== Prompt ==
Reproduce every line in the material below that holds "console".

Start of Block

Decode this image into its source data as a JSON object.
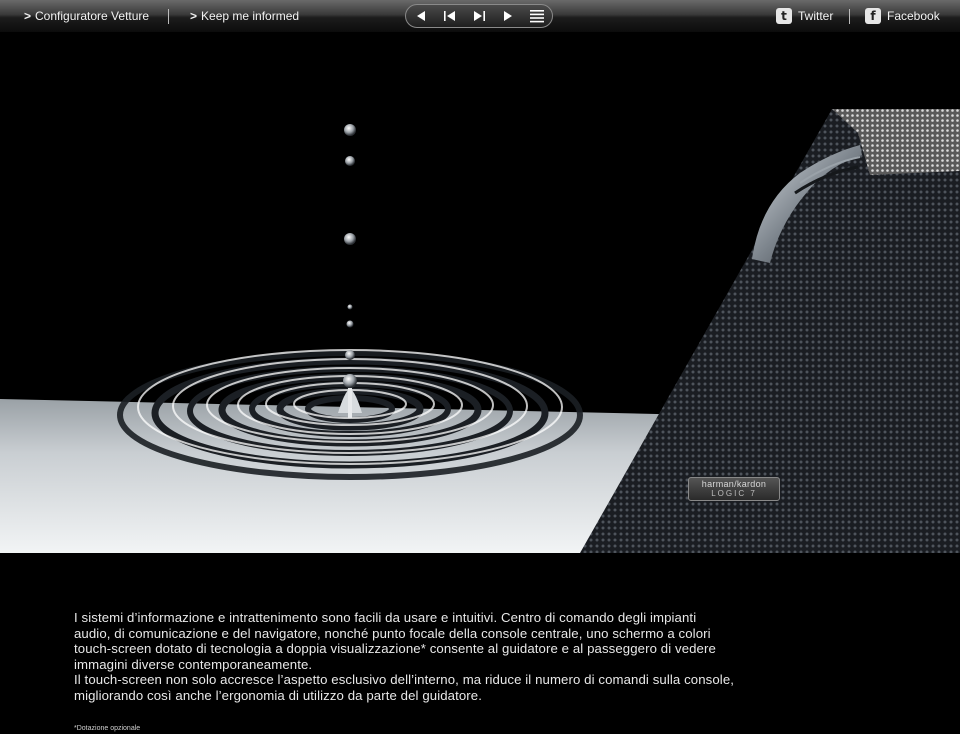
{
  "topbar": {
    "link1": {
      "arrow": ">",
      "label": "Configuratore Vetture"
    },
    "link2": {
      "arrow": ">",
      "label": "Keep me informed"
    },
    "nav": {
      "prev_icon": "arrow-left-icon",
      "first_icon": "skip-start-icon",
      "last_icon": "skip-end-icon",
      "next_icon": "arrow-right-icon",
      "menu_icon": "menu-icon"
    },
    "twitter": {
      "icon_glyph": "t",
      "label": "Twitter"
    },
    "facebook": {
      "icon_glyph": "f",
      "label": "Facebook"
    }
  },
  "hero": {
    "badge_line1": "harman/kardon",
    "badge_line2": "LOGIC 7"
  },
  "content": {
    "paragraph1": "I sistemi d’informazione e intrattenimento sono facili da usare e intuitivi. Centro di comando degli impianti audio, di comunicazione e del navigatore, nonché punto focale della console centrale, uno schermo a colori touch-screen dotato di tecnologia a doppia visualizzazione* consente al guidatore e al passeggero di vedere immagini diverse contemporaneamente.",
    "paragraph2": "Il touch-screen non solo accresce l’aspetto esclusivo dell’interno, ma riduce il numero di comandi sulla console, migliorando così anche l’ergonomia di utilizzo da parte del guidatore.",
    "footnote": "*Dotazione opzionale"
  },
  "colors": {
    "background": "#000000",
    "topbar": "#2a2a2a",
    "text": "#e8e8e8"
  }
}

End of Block
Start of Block

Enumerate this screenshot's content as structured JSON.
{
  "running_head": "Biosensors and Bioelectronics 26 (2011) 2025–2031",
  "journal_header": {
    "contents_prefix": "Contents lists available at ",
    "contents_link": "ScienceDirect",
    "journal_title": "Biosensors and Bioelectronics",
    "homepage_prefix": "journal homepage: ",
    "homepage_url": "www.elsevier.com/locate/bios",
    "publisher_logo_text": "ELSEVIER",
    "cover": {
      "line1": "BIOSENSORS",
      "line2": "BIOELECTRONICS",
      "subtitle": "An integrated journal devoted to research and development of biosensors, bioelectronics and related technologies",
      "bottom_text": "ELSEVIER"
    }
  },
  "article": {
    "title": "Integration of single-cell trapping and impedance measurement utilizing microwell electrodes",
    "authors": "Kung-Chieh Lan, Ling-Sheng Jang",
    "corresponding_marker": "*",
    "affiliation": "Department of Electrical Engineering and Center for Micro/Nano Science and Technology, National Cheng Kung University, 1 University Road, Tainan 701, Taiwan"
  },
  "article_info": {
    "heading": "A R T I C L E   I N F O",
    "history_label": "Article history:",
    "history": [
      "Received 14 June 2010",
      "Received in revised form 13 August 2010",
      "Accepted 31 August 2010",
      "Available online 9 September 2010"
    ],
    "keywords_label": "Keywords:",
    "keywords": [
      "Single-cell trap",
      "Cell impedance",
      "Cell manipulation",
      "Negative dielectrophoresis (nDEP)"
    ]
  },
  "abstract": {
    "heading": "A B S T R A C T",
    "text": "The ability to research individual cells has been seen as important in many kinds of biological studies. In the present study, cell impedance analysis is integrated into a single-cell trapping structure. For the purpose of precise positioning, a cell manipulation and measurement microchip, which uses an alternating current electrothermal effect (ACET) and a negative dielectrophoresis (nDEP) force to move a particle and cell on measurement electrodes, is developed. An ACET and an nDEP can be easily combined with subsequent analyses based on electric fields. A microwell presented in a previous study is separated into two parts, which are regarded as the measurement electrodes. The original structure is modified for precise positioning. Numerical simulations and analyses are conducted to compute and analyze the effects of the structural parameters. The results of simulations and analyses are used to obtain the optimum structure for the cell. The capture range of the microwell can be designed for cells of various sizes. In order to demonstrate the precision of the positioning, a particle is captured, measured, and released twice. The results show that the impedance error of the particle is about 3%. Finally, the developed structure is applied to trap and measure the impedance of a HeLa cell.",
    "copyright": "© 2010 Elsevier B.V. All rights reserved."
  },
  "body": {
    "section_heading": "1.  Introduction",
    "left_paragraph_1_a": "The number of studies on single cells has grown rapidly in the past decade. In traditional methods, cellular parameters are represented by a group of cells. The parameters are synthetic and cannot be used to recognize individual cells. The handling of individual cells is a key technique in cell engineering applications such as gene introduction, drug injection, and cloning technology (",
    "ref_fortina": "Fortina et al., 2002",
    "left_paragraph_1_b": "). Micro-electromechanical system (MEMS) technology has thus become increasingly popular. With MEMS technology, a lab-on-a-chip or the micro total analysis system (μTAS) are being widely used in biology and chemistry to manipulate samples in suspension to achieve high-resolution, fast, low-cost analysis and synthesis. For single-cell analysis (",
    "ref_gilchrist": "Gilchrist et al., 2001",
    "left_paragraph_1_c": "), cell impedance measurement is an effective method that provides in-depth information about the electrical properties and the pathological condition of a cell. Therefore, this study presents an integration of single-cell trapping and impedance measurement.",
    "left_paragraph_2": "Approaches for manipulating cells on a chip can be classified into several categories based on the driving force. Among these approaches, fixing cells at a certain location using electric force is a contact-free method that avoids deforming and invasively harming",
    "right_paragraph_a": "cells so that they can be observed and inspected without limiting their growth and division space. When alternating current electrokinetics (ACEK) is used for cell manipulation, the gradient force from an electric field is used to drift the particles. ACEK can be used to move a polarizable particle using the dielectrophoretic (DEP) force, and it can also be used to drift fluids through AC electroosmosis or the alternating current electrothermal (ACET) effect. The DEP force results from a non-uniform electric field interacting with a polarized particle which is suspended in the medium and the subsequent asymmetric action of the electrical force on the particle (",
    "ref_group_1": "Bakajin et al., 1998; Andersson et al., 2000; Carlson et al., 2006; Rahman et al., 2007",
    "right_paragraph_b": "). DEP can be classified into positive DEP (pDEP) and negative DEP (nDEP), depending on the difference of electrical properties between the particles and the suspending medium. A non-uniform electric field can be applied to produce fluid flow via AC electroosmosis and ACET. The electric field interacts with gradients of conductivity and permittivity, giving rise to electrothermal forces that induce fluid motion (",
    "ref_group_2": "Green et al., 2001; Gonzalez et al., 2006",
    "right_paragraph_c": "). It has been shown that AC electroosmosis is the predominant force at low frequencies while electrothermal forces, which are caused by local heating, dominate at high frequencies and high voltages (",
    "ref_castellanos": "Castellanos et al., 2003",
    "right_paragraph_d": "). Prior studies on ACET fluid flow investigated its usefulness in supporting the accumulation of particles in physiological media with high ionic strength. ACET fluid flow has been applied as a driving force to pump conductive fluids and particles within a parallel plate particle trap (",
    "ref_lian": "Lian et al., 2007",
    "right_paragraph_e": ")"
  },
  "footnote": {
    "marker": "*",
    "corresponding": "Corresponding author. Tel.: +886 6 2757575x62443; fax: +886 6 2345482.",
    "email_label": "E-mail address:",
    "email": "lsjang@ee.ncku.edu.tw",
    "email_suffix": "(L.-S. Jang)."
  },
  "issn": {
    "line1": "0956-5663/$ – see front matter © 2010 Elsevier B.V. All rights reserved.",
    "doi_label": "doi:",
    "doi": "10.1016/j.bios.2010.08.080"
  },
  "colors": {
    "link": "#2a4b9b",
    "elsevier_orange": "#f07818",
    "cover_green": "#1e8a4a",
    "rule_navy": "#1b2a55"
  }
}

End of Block

== Task result ==
    "paragraph1": "I sistemi d’informazione e intrattenimento sono facili da usare e intuitivi. Centro di comando degli impianti audio, di comunicazione e del navigatore, nonché punto focale della console centrale, uno schermo a colori touch-screen dotato di tecnologia a doppia visualizzazione* consente al guidatore e al passeggero di vedere immagini diverse contemporaneamente.",
    "paragraph2": "Il touch-screen non solo accresce l’aspetto esclusivo dell’interno, ma riduce il numero di comandi sulla console, migliorando così anche l’ergonomia di utilizzo da parte del guidatore.",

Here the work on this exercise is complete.